The New Appeal of Men’s Jewelry

The New Appeal of Men’s Jewelry by seven50

By Kathleen Beckett for THE NEW YORK TIMES

If you think you have been seeing more men wearing rings, bracelets and pendants — like Jay-Z, John Mayer or Hiroshi Fujiwara, known as the Godfather of Tokyo’s trendy Harajuku area — you’re not wrong.

The trend, which began several years ago along with the birth of men’s wear fashion weeks, has firmly taken hold around the globe. (The men’s weeks, however, haven’t enjoyed quite as much success.)

Some industry figures say Instagram has had a lot to do with the appeal.

Men today “don’t look at fashion magazines, but they look at Instagram,” said Cynthia Sakai, a Japanese jeweler who designs her Vita Fede line in New York, has it made in Italy, and sells it around the world in fashion-forward stores like Harvey Nichols and Lane Crawford. She is introducing a men’s line this fall. “Guys do style posts on Instagram, they do selfies and tell their friends what they’re wearing. Instagram and Snapchat changed the game.”

If you think you have been seeing more men wearing rings, bracelets and pendants — like Jay-Z, John Mayer or Hiroshi Fujiwara, known as the Godfather of Tokyo’s trendy Harajuku area — you’re not wrong.  The trend, which began several years ago along with the birth of men’s wear fashion weeks, has firmly taken hold around the globe. (The men’s weeks, however, haven’t enjoyed quite as much success.)  Some industry figures say Instagram has had a lot to do with the appeal.  Men today “don’t look at fashion magazines, but they look at Instagram,” said Cynthia Sakai, a Japanese jeweler who designs her Vita Fede line in New York, has it made in Italy, and sells it around the world in fashion-forward stores like Harvey Nichols and Lane Crawford.
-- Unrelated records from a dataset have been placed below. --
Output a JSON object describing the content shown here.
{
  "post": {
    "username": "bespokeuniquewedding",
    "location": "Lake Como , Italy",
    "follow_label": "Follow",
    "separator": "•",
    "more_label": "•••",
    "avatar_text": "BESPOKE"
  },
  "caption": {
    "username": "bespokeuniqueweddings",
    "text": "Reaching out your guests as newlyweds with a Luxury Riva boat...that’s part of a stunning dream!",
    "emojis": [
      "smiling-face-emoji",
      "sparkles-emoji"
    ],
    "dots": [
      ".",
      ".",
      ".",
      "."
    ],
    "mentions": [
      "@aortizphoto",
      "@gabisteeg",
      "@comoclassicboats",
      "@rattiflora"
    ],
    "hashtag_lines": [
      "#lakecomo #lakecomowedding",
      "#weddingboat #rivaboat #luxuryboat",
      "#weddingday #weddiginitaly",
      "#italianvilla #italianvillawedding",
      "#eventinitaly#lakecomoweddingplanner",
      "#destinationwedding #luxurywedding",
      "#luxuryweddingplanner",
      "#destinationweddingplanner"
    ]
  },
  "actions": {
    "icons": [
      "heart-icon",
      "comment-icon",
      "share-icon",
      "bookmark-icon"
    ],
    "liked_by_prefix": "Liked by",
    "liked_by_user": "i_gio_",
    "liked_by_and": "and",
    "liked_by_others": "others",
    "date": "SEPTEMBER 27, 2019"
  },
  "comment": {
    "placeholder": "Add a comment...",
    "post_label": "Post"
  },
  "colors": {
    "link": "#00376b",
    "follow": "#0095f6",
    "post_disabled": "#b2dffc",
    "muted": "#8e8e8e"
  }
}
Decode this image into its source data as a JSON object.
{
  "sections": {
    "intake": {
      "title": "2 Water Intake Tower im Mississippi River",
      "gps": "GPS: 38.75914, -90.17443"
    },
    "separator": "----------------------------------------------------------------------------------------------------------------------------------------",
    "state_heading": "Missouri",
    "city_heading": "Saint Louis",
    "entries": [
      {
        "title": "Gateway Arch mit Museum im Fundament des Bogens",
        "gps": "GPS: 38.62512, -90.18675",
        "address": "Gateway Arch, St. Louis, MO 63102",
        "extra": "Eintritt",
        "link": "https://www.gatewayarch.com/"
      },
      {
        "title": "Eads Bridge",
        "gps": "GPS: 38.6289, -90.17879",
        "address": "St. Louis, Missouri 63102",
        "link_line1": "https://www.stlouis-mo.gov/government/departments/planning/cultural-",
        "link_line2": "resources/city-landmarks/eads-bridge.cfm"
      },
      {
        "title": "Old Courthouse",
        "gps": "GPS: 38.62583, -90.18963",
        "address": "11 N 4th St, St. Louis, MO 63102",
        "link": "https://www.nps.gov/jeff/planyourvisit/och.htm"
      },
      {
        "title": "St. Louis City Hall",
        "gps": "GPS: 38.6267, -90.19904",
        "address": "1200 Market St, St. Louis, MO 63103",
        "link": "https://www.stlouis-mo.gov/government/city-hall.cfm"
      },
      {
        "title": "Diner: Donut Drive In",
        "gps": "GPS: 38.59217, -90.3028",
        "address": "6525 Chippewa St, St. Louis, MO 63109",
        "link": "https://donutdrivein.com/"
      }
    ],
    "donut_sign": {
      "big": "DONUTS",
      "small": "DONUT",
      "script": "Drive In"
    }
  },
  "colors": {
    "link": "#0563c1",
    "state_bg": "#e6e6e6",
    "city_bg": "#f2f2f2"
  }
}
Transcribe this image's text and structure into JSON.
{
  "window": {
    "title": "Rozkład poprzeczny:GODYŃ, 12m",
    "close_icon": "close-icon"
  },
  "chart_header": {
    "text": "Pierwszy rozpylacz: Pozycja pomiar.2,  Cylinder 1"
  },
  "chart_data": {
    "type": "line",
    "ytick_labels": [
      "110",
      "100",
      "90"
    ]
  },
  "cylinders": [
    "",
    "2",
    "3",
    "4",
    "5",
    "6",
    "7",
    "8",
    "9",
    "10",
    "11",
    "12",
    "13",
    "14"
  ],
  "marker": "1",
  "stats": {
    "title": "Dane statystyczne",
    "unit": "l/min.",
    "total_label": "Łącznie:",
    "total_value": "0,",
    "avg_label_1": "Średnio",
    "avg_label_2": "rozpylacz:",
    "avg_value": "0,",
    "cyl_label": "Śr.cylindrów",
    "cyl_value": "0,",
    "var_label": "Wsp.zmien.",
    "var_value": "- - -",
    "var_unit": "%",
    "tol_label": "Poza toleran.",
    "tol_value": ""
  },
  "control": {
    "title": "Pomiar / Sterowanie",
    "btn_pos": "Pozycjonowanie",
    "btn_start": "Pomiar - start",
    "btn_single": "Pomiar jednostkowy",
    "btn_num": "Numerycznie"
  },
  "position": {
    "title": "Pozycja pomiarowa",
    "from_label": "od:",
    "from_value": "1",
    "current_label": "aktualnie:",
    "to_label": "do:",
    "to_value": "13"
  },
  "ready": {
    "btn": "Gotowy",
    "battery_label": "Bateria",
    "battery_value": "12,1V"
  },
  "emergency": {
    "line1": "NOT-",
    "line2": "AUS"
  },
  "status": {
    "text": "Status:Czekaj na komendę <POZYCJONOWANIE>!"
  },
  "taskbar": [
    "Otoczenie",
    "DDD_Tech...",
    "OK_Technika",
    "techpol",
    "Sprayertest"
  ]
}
She is introducing a men’s line this fall. “Guys do style posts on Instagram, they do selfies and tell their friends what they’re wearing. Instagram and Snapchat changed the game.”

But it makes sense that social media has that kind of impact as the market research company NPD Group reported that, in the United States anyway, “Millennials are driving men’s jewelry sales, generating half of the growth, followed by Gen Z and Gen X.”

Global sales of men’s luxury fine jewelry reached $5.3 billion in 2017, up from $4.3 billion in 2012, an increase of 22 percent, according to Euromonitor International, a market research company. That may not seem like much when compared with the $31.9 billion sales in the women’s sector in 2017 — but the men’s growth has been steady.

Rings are the hot men’s item around the world, with NPD Group noting that, in the United States, they “generate one-third of the men’s jewelry sales and almost two-thirds of the industry growth. Necklaces/chains are the No. 2 category, generating one-quarter of sales.”

The New Appeal of Men’s Jewelry